_WHAT IS NEEDED:_
What you return must match the listing below exactly.

_SUPPLIED ENTRIES:_
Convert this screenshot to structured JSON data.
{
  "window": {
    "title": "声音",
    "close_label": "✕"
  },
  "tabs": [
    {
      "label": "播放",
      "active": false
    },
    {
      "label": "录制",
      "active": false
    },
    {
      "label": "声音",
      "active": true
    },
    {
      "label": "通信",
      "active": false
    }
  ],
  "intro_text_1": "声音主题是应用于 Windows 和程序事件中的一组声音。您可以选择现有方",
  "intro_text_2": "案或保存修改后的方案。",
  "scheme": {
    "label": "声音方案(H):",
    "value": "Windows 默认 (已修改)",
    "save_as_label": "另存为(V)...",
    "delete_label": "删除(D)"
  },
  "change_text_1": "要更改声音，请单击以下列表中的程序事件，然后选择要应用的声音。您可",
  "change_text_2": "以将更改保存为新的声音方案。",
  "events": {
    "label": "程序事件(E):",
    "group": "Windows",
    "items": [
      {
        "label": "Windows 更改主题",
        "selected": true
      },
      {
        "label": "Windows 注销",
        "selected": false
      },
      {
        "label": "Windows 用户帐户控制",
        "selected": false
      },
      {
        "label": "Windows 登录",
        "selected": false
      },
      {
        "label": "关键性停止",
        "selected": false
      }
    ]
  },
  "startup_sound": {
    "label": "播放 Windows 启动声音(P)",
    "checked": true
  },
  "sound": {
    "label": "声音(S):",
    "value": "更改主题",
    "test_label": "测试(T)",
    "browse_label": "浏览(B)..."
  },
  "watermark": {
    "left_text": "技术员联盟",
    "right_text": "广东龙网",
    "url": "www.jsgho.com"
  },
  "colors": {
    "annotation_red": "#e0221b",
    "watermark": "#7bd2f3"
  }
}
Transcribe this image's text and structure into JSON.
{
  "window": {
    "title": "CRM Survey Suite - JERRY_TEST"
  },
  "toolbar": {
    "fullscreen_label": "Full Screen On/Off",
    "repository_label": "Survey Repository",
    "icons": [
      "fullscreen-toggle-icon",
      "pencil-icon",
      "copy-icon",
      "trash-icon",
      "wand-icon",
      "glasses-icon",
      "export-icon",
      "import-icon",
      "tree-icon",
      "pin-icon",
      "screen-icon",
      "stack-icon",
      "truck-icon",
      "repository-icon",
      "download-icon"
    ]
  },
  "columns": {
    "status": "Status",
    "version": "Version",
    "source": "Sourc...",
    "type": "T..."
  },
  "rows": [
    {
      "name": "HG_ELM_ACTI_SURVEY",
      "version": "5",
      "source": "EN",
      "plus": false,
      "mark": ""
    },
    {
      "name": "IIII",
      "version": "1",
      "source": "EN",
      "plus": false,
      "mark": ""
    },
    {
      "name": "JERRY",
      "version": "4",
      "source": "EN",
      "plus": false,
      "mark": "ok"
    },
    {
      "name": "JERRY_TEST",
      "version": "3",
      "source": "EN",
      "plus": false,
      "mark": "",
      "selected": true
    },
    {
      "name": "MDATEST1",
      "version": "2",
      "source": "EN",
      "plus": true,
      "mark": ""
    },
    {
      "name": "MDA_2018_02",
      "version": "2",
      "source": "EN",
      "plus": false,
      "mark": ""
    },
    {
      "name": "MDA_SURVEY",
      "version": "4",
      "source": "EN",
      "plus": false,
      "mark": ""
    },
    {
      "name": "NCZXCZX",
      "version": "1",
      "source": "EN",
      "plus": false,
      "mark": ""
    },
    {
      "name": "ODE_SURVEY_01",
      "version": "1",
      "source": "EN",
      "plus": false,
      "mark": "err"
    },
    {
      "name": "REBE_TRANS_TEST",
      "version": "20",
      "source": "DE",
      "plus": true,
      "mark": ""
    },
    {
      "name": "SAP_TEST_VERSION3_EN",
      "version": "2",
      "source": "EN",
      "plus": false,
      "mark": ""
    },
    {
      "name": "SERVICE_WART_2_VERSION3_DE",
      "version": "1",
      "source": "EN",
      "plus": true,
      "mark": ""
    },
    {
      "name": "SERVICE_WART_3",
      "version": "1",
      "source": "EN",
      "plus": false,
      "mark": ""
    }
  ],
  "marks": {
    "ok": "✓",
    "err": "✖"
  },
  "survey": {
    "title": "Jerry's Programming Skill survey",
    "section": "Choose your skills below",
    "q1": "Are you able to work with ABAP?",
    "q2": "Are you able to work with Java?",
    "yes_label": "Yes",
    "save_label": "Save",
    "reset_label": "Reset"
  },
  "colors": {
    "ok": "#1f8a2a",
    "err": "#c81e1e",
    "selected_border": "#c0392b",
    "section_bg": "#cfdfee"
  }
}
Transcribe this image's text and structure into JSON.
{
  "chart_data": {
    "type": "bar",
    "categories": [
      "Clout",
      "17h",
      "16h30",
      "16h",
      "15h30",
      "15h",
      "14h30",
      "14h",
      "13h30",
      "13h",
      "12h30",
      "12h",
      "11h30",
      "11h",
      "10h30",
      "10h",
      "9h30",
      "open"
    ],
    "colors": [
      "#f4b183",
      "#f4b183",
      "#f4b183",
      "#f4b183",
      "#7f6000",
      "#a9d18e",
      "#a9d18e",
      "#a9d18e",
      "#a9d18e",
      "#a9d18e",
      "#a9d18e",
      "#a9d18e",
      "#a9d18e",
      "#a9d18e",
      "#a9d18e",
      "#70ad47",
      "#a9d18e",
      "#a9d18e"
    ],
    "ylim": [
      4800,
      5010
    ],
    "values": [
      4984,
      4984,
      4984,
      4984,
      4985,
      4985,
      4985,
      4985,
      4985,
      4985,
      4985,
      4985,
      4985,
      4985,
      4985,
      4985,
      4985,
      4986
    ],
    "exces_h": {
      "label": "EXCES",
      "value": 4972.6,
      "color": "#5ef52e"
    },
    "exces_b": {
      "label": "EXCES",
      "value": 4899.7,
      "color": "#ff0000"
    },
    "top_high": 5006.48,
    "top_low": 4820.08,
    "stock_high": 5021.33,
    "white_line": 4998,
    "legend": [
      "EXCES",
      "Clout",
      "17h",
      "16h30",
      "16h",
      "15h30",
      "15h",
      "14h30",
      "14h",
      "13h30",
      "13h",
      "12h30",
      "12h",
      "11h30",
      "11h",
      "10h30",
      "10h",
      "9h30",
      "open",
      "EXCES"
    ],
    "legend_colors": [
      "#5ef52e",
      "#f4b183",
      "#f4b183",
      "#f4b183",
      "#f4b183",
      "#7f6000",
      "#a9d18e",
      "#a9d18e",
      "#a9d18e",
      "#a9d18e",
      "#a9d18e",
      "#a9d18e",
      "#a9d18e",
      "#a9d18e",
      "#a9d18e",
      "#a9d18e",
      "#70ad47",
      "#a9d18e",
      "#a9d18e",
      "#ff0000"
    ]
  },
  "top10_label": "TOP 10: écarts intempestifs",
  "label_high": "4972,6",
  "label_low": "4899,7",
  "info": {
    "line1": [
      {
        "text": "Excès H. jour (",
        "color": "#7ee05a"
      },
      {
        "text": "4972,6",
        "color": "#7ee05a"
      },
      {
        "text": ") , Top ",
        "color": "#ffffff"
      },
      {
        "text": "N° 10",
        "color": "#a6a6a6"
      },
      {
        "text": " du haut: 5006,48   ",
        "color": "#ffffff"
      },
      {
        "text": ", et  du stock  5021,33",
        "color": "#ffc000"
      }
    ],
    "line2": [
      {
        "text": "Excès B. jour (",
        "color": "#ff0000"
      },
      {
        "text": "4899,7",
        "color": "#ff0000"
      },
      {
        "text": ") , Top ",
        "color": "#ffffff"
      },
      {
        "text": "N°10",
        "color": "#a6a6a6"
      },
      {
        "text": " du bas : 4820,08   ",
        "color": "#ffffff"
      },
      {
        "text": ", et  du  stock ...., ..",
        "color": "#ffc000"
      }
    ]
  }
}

_RESPONSE FOR THIS EXERCISE:_
Convert this screenshot to structured JSON data.
{
  "window": {
    "title": "声音",
    "close_label": "✕"
  },
  "tabs": [
    {
      "label": "播放",
      "active": false
    },
    {
      "label": "录制",
      "active": false
    },
    {
      "label": "声音",
      "active": true
    },
    {
      "label": "通信",
      "active": false
    }
  ],
  "intro_text_1": "声音主题是应用于 Windows 和程序事件中的一组声音。您可以选择现有方",
  "intro_text_2": "案或保存修改后的方案。",
  "scheme": {
    "label": "声音方案(H):",
    "value": "Windows 默认 (已修改)",
    "save_as_label": "另存为(V)...",
    "delete_label": "删除(D)"
  },
  "change_text_1": "要更改声音，请单击以下列表中的程序事件，然后选择要应用的声音。您可",
  "change_text_2": "以将更改保存为新的声音方案。",
  "events": {
    "label": "程序事件(E):",
    "group": "Windows",
    "items": [
      {
        "label": "Windows 更改主题",
        "selected": true
      },
      {
        "label": "Windows 注销",
        "selected": false
      },
      {
        "label": "Windows 用户帐户控制",
        "selected": false
      },
      {
        "label": "Windows 登录",
        "selected": false
      },
      {
        "label": "关键性停止",
        "selected": false
      }
    ]
  },
  "startup_sound": {
    "label": "播放 Windows 启动声音(P)",
    "checked": true
  },
  "sound": {
    "label": "声音(S):",
    "value": "更改主题",
    "test_label": "测试(T)",
    "browse_label": "浏览(B)..."
  },
  "watermark": {
    "left_text": "技术员联盟",
    "right_text": "广东龙网",
    "url": "www.jsgho.com"
  },
  "colors": {
    "annotation_red": "#e0221b",
    "watermark": "#7bd2f3"
  }
}
Transcribe this image's text and structure into JSON.
{
  "window": {
    "title": "CRM Survey Suite - JERRY_TEST"
  },
  "toolbar": {
    "fullscreen_label": "Full Screen On/Off",
    "repository_label": "Survey Repository",
    "icons": [
      "fullscreen-toggle-icon",
      "pencil-icon",
      "copy-icon",
      "trash-icon",
      "wand-icon",
      "glasses-icon",
      "export-icon",
      "import-icon",
      "tree-icon",
      "pin-icon",
      "screen-icon",
      "stack-icon",
      "truck-icon",
      "repository-icon",
      "download-icon"
    ]
  },
  "columns": {
    "status": "Status",
    "version": "Version",
    "source": "Sourc...",
    "type": "T..."
  },
  "rows": [
    {
      "name": "HG_ELM_ACTI_SURVEY",
      "version": "5",
      "source": "EN",
      "plus": false,
      "mark": ""
    },
    {
      "name": "IIII",
      "version": "1",
      "source": "EN",
      "plus": false,
      "mark": ""
    },
    {
      "name": "JERRY",
      "version": "4",
      "source": "EN",
      "plus": false,
      "mark": "ok"
    },
    {
      "name": "JERRY_TEST",
      "version": "3",
      "source": "EN",
      "plus": false,
      "mark": "",
      "selected": true
    },
    {
      "name": "MDATEST1",
      "version": "2",
      "source": "EN",
      "plus": true,
      "mark": ""
    },
    {
      "name": "MDA_2018_02",
      "version": "2",
      "source": "EN",
      "plus": false,
      "mark": ""
    },
    {
      "name": "MDA_SURVEY",
      "version": "4",
      "source": "EN",
      "plus": false,
      "mark": ""
    },
    {
      "name": "NCZXCZX",
      "version": "1",
      "source": "EN",
      "plus": false,
      "mark": ""
    },
    {
      "name": "ODE_SURVEY_01",
      "version": "1",
      "source": "EN",
      "plus": false,
      "mark": "err"
    },
    {
      "name": "REBE_TRANS_TEST",
      "version": "20",
      "source": "DE",
      "plus": true,
      "mark": ""
    },
    {
      "name": "SAP_TEST_VERSION3_EN",
      "version": "2",
      "source": "EN",
      "plus": false,
      "mark": ""
    },
    {
      "name": "SERVICE_WART_2_VERSION3_DE",
      "version": "1",
      "source": "EN",
      "plus": true,
      "mark": ""
    },
    {
      "name": "SERVICE_WART_3",
      "version": "1",
      "source": "EN",
      "plus": false,
      "mark": ""
    }
  ],
  "marks": {
    "ok": "✓",
    "err": "✖"
  },
  "survey": {
    "title": "Jerry's Programming Skill survey",
    "section": "Choose your skills below",
    "q1": "Are you able to work with ABAP?",
    "q2": "Are you able to work with Java?",
    "yes_label": "Yes",
    "save_label": "Save",
    "reset_label": "Reset"
  },
  "colors": {
    "ok": "#1f8a2a",
    "err": "#c81e1e",
    "selected_border": "#c0392b",
    "section_bg": "#cfdfee"
  }
}
Transcribe this image's text and structure into JSON.
{
  "chart_data": {
    "type": "bar",
    "categories": [
      "Clout",
      "17h",
      "16h30",
      "16h",
      "15h30",
      "15h",
      "14h30",
      "14h",
      "13h30",
      "13h",
      "12h30",
      "12h",
      "11h30",
      "11h",
      "10h30",
      "10h",
      "9h30",
      "open"
    ],
    "colors": [
      "#f4b183",
      "#f4b183",
      "#f4b183",
      "#f4b183",
      "#7f6000",
      "#a9d18e",
      "#a9d18e",
      "#a9d18e",
      "#a9d18e",
      "#a9d18e",
      "#a9d18e",
      "#a9d18e",
      "#a9d18e",
      "#a9d18e",
      "#a9d18e",
      "#70ad47",
      "#a9d18e",
      "#a9d18e"
    ],
    "ylim": [
      4800,
      5010
    ],
    "values": [
      4984,
      4984,
      4984,
      4984,
      4985,
      4985,
      4985,
      4985,
      4985,
      4985,
      4985,
      4985,
      4985,
      4985,
      4985,
      4985,
      4985,
      4986
    ],
    "exces_h": {
      "label": "EXCES",
      "value": 4972.6,
      "color": "#5ef52e"
    },
    "exces_b": {
      "label": "EXCES",
      "value": 4899.7,
      "color": "#ff0000"
    },
    "top_high": 5006.48,
    "top_low": 4820.08,
    "stock_high": 5021.33,
    "white_line": 4998,
    "legend": [
      "EXCES",
      "Clout",
      "17h",
      "16h30",
      "16h",
      "15h30",
      "15h",
      "14h30",
      "14h",
      "13h30",
      "13h",
      "12h30",
      "12h",
      "11h30",
      "11h",
      "10h30",
      "10h",
      "9h30",
      "open",
      "EXCES"
    ],
    "legend_colors": [
      "#5ef52e",
      "#f4b183",
      "#f4b183",
      "#f4b183",
      "#f4b183",
      "#7f6000",
      "#a9d18e",
      "#a9d18e",
      "#a9d18e",
      "#a9d18e",
      "#a9d18e",
      "#a9d18e",
      "#a9d18e",
      "#a9d18e",
      "#a9d18e",
      "#a9d18e",
      "#70ad47",
      "#a9d18e",
      "#a9d18e",
      "#ff0000"
    ]
  },
  "top10_label": "TOP 10: écarts intempestifs",
  "label_high": "4972,6",
  "label_low": "4899,7",
  "info": {
    "line1": [
      {
        "text": "Excès H. jour (",
        "color": "#7ee05a"
      },
      {
        "text": "4972,6",
        "color": "#7ee05a"
      },
      {
        "text": ") , Top ",
        "color": "#ffffff"
      },
      {
        "text": "N° 10",
        "color": "#a6a6a6"
      },
      {
        "text": " du haut: 5006,48   ",
        "color": "#ffffff"
      },
      {
        "text": ", et  du stock  5021,33",
        "color": "#ffc000"
      }
    ],
    "line2": [
      {
        "text": "Excès B. jour (",
        "color": "#ff0000"
      },
      {
        "text": "4899,7",
        "color": "#ff0000"
      },
      {
        "text": ") , Top ",
        "color": "#ffffff"
      },
      {
        "text": "N°10",
        "color": "#a6a6a6"
      },
      {
        "text": " du bas : 4820,08   ",
        "color": "#ffffff"
      },
      {
        "text": ", et  du  stock ...., ..",
        "color": "#ffc000"
      }
    ]
  }
}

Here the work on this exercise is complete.